▶ **Assignment**
Each line of the material beneath should be duplicated exactly.

Source records: Begin

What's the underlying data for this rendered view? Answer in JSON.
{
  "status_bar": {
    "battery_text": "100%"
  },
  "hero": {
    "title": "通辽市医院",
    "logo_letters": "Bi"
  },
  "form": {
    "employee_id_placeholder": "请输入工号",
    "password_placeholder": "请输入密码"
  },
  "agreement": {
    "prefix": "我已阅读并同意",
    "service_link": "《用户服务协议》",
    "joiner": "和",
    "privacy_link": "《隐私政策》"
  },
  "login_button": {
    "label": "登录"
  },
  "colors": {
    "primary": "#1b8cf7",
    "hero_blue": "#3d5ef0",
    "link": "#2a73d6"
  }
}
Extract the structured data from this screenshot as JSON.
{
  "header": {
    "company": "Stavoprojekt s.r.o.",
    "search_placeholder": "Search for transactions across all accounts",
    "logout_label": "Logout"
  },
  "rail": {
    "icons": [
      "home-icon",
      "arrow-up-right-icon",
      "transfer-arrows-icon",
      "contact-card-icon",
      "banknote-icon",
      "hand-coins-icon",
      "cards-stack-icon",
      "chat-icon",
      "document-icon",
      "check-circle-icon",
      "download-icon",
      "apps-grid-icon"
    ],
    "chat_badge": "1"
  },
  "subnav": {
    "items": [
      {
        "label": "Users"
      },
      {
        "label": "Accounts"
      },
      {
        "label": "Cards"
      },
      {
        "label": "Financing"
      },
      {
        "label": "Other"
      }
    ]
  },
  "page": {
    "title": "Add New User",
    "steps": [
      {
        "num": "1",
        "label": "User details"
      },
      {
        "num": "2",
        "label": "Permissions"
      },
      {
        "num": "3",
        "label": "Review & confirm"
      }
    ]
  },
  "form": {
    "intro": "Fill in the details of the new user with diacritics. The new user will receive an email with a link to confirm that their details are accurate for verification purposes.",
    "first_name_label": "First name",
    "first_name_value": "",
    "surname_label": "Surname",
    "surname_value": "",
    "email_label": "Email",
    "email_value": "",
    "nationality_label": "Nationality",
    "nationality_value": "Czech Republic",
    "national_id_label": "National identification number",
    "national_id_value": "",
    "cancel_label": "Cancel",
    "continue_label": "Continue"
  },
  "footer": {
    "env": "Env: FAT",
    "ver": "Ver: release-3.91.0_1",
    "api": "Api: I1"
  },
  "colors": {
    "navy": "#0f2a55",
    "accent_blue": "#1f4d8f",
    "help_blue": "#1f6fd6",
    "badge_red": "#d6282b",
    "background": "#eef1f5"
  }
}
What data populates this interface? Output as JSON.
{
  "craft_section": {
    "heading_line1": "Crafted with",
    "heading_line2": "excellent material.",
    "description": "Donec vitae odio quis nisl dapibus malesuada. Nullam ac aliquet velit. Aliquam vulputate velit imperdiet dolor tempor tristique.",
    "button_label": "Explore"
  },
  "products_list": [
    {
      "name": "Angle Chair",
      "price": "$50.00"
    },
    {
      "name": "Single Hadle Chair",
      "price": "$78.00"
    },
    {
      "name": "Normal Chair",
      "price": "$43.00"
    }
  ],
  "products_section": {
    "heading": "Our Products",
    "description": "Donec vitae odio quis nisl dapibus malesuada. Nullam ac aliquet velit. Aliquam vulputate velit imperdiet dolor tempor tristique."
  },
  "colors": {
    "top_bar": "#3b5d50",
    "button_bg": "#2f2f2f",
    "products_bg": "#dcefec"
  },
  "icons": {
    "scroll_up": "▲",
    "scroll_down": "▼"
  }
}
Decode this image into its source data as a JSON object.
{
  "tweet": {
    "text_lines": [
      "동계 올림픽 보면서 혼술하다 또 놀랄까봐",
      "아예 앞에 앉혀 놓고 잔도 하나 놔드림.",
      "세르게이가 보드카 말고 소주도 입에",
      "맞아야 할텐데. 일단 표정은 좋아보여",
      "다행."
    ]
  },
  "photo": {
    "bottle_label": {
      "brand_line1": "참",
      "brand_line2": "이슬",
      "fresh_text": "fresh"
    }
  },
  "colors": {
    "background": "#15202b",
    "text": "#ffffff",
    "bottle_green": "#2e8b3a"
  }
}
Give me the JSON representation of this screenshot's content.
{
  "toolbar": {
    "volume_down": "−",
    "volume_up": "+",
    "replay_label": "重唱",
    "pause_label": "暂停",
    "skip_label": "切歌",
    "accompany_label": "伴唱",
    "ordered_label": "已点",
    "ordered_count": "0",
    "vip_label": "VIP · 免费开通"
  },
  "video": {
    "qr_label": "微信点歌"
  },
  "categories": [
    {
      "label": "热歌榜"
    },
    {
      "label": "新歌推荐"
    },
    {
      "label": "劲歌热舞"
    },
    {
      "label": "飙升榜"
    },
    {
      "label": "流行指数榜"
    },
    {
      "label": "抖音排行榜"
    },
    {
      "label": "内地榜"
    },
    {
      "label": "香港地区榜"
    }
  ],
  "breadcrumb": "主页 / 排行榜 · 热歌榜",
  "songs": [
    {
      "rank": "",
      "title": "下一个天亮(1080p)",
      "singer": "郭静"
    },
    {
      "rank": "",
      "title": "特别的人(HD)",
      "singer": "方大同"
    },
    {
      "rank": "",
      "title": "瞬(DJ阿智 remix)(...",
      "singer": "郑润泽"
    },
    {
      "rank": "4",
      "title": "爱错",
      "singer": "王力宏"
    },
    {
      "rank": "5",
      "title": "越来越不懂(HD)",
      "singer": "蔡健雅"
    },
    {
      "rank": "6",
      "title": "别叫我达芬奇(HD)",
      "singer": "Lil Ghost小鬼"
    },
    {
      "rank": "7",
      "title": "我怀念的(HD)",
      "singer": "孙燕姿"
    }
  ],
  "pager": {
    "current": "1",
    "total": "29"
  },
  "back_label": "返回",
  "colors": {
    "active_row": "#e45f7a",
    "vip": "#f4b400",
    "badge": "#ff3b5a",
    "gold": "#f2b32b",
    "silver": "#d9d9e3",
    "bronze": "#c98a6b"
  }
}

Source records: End

▶ **Your response**
What's the underlying data for this rendered view? Answer in JSON.
{
  "status_bar": {
    "battery_text": "100%"
  },
  "hero": {
    "title": "通辽市医院",
    "logo_letters": "Bi"
  },
  "form": {
    "employee_id_placeholder": "请输入工号",
    "password_placeholder": "请输入密码"
  },
  "agreement": {
    "prefix": "我已阅读并同意",
    "service_link": "《用户服务协议》",
    "joiner": "和",
    "privacy_link": "《隐私政策》"
  },
  "login_button": {
    "label": "登录"
  },
  "colors": {
    "primary": "#1b8cf7",
    "hero_blue": "#3d5ef0",
    "link": "#2a73d6"
  }
}
Extract the structured data from this screenshot as JSON.
{
  "header": {
    "company": "Stavoprojekt s.r.o.",
    "search_placeholder": "Search for transactions across all accounts",
    "logout_label": "Logout"
  },
  "rail": {
    "icons": [
      "home-icon",
      "arrow-up-right-icon",
      "transfer-arrows-icon",
      "contact-card-icon",
      "banknote-icon",
      "hand-coins-icon",
      "cards-stack-icon",
      "chat-icon",
      "document-icon",
      "check-circle-icon",
      "download-icon",
      "apps-grid-icon"
    ],
    "chat_badge": "1"
  },
  "subnav": {
    "items": [
      {
        "label": "Users"
      },
      {
        "label": "Accounts"
      },
      {
        "label": "Cards"
      },
      {
        "label": "Financing"
      },
      {
        "label": "Other"
      }
    ]
  },
  "page": {
    "title": "Add New User",
    "steps": [
      {
        "num": "1",
        "label": "User details"
      },
      {
        "num": "2",
        "label": "Permissions"
      },
      {
        "num": "3",
        "label": "Review & confirm"
      }
    ]
  },
  "form": {
    "intro": "Fill in the details of the new user with diacritics. The new user will receive an email with a link to confirm that their details are accurate for verification purposes.",
    "first_name_label": "First name",
    "first_name_value": "",
    "surname_label": "Surname",
    "surname_value": "",
    "email_label": "Email",
    "email_value": "",
    "nationality_label": "Nationality",
    "nationality_value": "Czech Republic",
    "national_id_label": "National identification number",
    "national_id_value": "",
    "cancel_label": "Cancel",
    "continue_label": "Continue"
  },
  "footer": {
    "env": "Env: FAT",
    "ver": "Ver: release-3.91.0_1",
    "api": "Api: I1"
  },
  "colors": {
    "navy": "#0f2a55",
    "accent_blue": "#1f4d8f",
    "help_blue": "#1f6fd6",
    "badge_red": "#d6282b",
    "background": "#eef1f5"
  }
}
What data populates this interface? Output as JSON.
{
  "craft_section": {
    "heading_line1": "Crafted with",
    "heading_line2": "excellent material.",
    "description": "Donec vitae odio quis nisl dapibus malesuada. Nullam ac aliquet velit. Aliquam vulputate velit imperdiet dolor tempor tristique.",
    "button_label": "Explore"
  },
  "products_list": [
    {
      "name": "Angle Chair",
      "price": "$50.00"
    },
    {
      "name": "Single Hadle Chair",
      "price": "$78.00"
    },
    {
      "name": "Normal Chair",
      "price": "$43.00"
    }
  ],
  "products_section": {
    "heading": "Our Products",
    "description": "Donec vitae odio quis nisl dapibus malesuada. Nullam ac aliquet velit. Aliquam vulputate velit imperdiet dolor tempor tristique."
  },
  "colors": {
    "top_bar": "#3b5d50",
    "button_bg": "#2f2f2f",
    "products_bg": "#dcefec"
  },
  "icons": {
    "scroll_up": "▲",
    "scroll_down": "▼"
  }
}
Decode this image into its source data as a JSON object.
{
  "tweet": {
    "text_lines": [
      "동계 올림픽 보면서 혼술하다 또 놀랄까봐",
      "아예 앞에 앉혀 놓고 잔도 하나 놔드림.",
      "세르게이가 보드카 말고 소주도 입에",
      "맞아야 할텐데. 일단 표정은 좋아보여",
      "다행."
    ]
  },
  "photo": {
    "bottle_label": {
      "brand_line1": "참",
      "brand_line2": "이슬",
      "fresh_text": "fresh"
    }
  },
  "colors": {
    "background": "#15202b",
    "text": "#ffffff",
    "bottle_green": "#2e8b3a"
  }
}
Give me the JSON representation of this screenshot's content.
{
  "toolbar": {
    "volume_down": "−",
    "volume_up": "+",
    "replay_label": "重唱",
    "pause_label": "暂停",
    "skip_label": "切歌",
    "accompany_label": "伴唱",
    "ordered_label": "已点",
    "ordered_count": "0",
    "vip_label": "VIP · 免费开通"
  },
  "video": {
    "qr_label": "微信点歌"
  },
  "categories": [
    {
      "label": "热歌榜"
    },
    {
      "label": "新歌推荐"
    },
    {
      "label": "劲歌热舞"
    },
    {
      "label": "飙升榜"
    },
    {
      "label": "流行指数榜"
    },
    {
      "label": "抖音排行榜"
    },
    {
      "label": "内地榜"
    },
    {
      "label": "香港地区榜"
    }
  ],
  "breadcrumb": "主页 / 排行榜 · 热歌榜",
  "songs": [
    {
      "rank": "",
      "title": "下一个天亮(1080p)",
      "singer": "郭静"
    },
    {
      "rank": "",
      "title": "特别的人(HD)",
      "singer": "方大同"
    },
    {
      "rank": "",
      "title": "瞬(DJ阿智 remix)(...",
      "singer": "郑润泽"
    },
    {
      "rank": "4",
      "title": "爱错",
      "singer": "王力宏"
    },
    {
      "rank": "5",
      "title": "越来越不懂(HD)",
      "singer": "蔡健雅"
    },
    {
      "rank": "6",
      "title": "别叫我达芬奇(HD)",
      "singer": "Lil Ghost小鬼"
    },
    {
      "rank": "7",
      "title": "我怀念的(HD)",
      "singer": "孙燕姿"
    }
  ],
  "pager": {
    "current": "1",
    "total": "29"
  },
  "back_label": "返回",
  "colors": {
    "active_row": "#e45f7a",
    "vip": "#f4b400",
    "badge": "#ff3b5a",
    "gold": "#f2b32b",
    "silver": "#d9d9e3",
    "bronze": "#c98a6b"
  }
}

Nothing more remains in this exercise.